Oil prices fell in Asia today, reversing sharp gains in the previous session, hit by a strong dollar and persistent concerns over a global supply glut.
US benchmark West Texas Intermediate for October delivery, which expires at the end of the trading day, eased 39 cents to USD 46.29 in late-morning trade after spiking 4.1 per cent at its close in New York yesterday.
Brent crude for November dipped 37 cents to USD 48.55 a barrel following a 3.1 per cent surge in London.
“A resurgent US dollar weighed on crude prices.
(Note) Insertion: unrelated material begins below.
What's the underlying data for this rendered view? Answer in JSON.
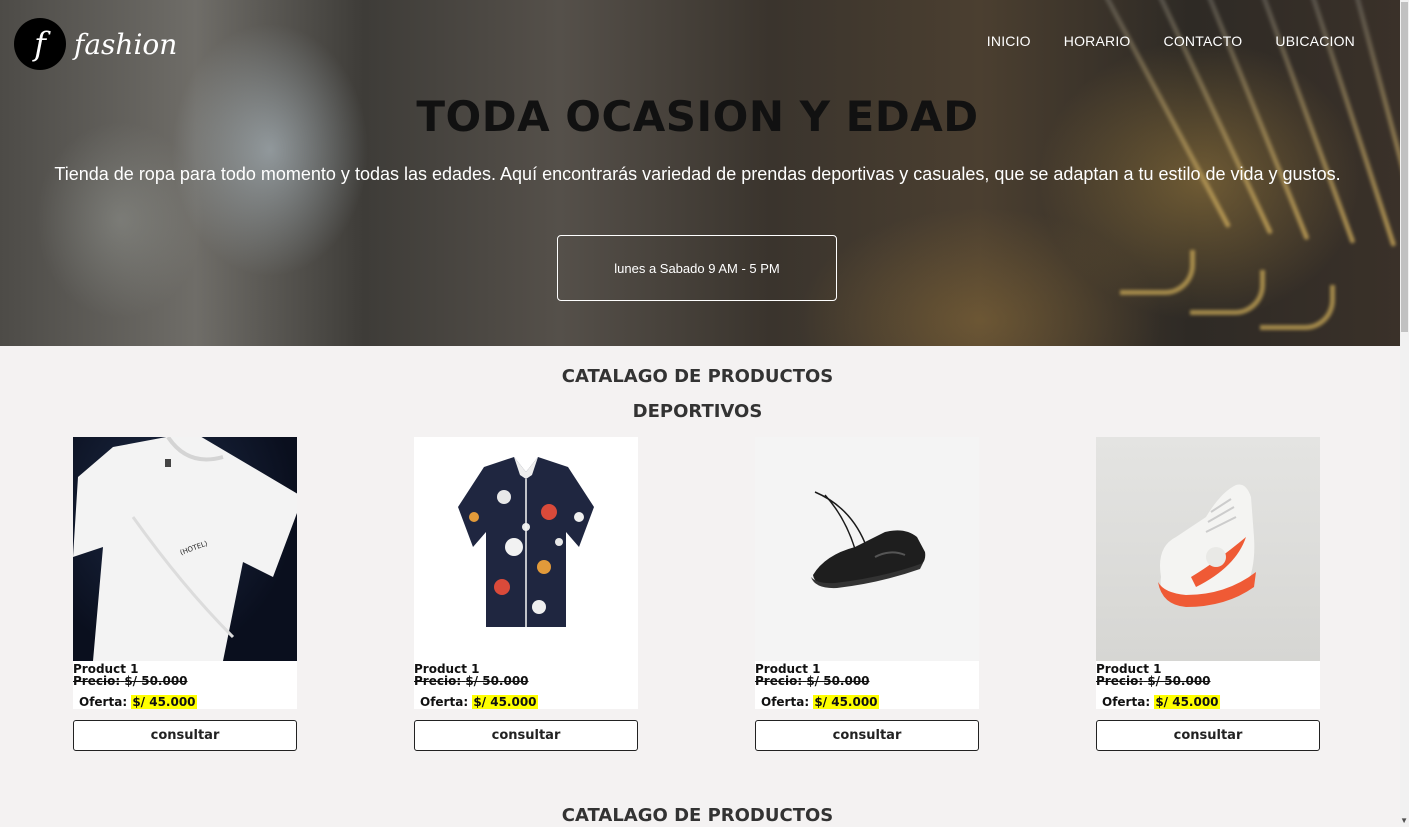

However, an improved risk tone could cushion oil prices on the downside,” said Bernard Aw, market strategist at IG Markets in Singapore.
The dollar climbed after three Federal Reserve presidents put the argument for borrowing costs the rise by year’s end, in a bid to soothe concerns about the global economy that were stoked by the bank’s decision to hold fire Thursday.
A strong greenback makes dollar-priced oil more expensive for holders of weaker currencies, hurting demand and prices.
Analysts have said yesterday’s strong price rebound looked more like a technical correction from heavy losses last week as the fundamentals of a crude oversupply outrunning demand remained intact.
Traders are also closely monitoring progress on Iran’s compliance under a deal with western powers to curb its nuclear ambitions in return for the lifting of sanctions that will allow it to export more oil.